Taking steps towards ladder safety
Accidents involving falls from heights are not confined to the construction industry or high scaffolding. In fact the highest number of deaths amongst ladder users occurs amongst those working at less than 2 metres off the ground - just the right height for changing a lightbulb, for example.
So whatever industry you are in, with the H&SE now applying the working at height regulations more rigorously across all areas, it's time to get best practice off the ground on your own premises.

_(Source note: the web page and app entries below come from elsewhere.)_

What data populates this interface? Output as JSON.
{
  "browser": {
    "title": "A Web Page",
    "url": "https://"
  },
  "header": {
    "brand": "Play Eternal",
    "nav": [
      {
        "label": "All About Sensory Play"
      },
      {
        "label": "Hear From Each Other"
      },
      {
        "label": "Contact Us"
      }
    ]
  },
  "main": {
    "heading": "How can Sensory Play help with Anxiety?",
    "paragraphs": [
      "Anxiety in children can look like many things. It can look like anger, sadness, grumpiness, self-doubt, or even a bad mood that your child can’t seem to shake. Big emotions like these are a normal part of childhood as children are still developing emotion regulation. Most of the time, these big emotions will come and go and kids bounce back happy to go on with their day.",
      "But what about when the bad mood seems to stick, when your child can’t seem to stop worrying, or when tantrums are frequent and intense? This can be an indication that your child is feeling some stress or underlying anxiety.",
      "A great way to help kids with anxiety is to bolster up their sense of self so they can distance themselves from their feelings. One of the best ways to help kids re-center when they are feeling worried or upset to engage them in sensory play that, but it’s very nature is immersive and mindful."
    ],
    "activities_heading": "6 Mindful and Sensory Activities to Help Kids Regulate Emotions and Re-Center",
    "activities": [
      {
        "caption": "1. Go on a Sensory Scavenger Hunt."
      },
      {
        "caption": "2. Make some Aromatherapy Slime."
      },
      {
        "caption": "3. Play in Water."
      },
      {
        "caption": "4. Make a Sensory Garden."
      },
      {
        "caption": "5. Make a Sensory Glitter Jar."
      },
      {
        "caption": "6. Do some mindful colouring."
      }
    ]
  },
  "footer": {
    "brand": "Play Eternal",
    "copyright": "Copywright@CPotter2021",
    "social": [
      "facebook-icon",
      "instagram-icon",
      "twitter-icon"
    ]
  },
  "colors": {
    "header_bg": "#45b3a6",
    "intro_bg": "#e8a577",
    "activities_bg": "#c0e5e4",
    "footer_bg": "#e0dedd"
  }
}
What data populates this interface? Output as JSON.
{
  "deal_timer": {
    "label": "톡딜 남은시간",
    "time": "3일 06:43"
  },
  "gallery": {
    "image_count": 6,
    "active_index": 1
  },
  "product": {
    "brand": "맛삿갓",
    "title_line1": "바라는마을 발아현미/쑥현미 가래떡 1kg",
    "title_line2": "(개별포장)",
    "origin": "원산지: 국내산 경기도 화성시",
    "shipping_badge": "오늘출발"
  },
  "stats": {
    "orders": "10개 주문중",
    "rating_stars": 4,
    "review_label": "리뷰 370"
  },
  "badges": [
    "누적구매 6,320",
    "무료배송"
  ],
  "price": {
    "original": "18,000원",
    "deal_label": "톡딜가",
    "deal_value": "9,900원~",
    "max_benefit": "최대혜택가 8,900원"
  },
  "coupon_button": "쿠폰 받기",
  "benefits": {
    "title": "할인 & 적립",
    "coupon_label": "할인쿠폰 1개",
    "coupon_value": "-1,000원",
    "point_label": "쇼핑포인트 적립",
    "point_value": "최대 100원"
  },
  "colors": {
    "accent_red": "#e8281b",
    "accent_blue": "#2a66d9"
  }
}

The Working at Height Regulations (2005) stipulate that no-one should work from steps or a ladder for a single period of more than thirty minutes at a time. But half an hour is plenty long enough for a badly maintained ladder to fail, an aluminium ladder to lead to an electric shock for its user, or for someone simply to fall off a poorly-positioned stepladder. So it’s essential that your employees know how to choose the right access equipment for the job and how to use it safely, and that you have documented processes in place to ensure the equipment is maintained in a safe condition.
Choosing the right access equipment, keeping it maintained, and knowing when and how it is safe to use demands a level of training and knowledge which few businesses have in place in-house. That’s why ERIKS has a partnership with TB Davies – distributor and manufacturer of ladders and access equipment with over 65 years’ experience. Based in South Wales, TB Davies also provides training – either on-site or at one of its six national training centres – and inspection services.
With the right equipment, in good condition, used correctly, it’s safe to get on with the job. But not day after day, month after month, without further inspection and maintenance of the equipment. Many employers believe an annual equipment inspection is all that’s required. But that is the maximum period between inspections, and applies only to equipment used at most every two or three weeks. Ladders or steps used weekly should be inspected every six months, and those used every day will need to be inspected quarterly.
Of course, however thorough the inspection, if it is not fully documented it’s of little use in the event of an accident and an H&SE investigation. So employers should keep a logbook of what was inspected, when it was inspected, what was discovered, what action was taken to remedy any faults, and when the next inspection is due.
The kind of knowledge necessary to make a comprehensive inspection or pre-use check, and to select the right equipment and use it safely, can only be acquired through thorough training: the kind of training available through ERIKS’ partner.
TB Davies not only has almost seven decades’ experience of steps, ladders and access equipment, but is also a member of the Ladder Association – the UK’s leading body for training and education for these items – and is also a Ladder Association Authorised Trainer. ERIKS can also call on the expertise of T. B. Davies to ensure you always have the right equipment for the job.
Satisfying the requirements of the Working at Heights Regulations (2005) may seem like a mountain to climb. But with access equipment, training, advice and support from ER IKS and TB Davies, it’s not insurmountable.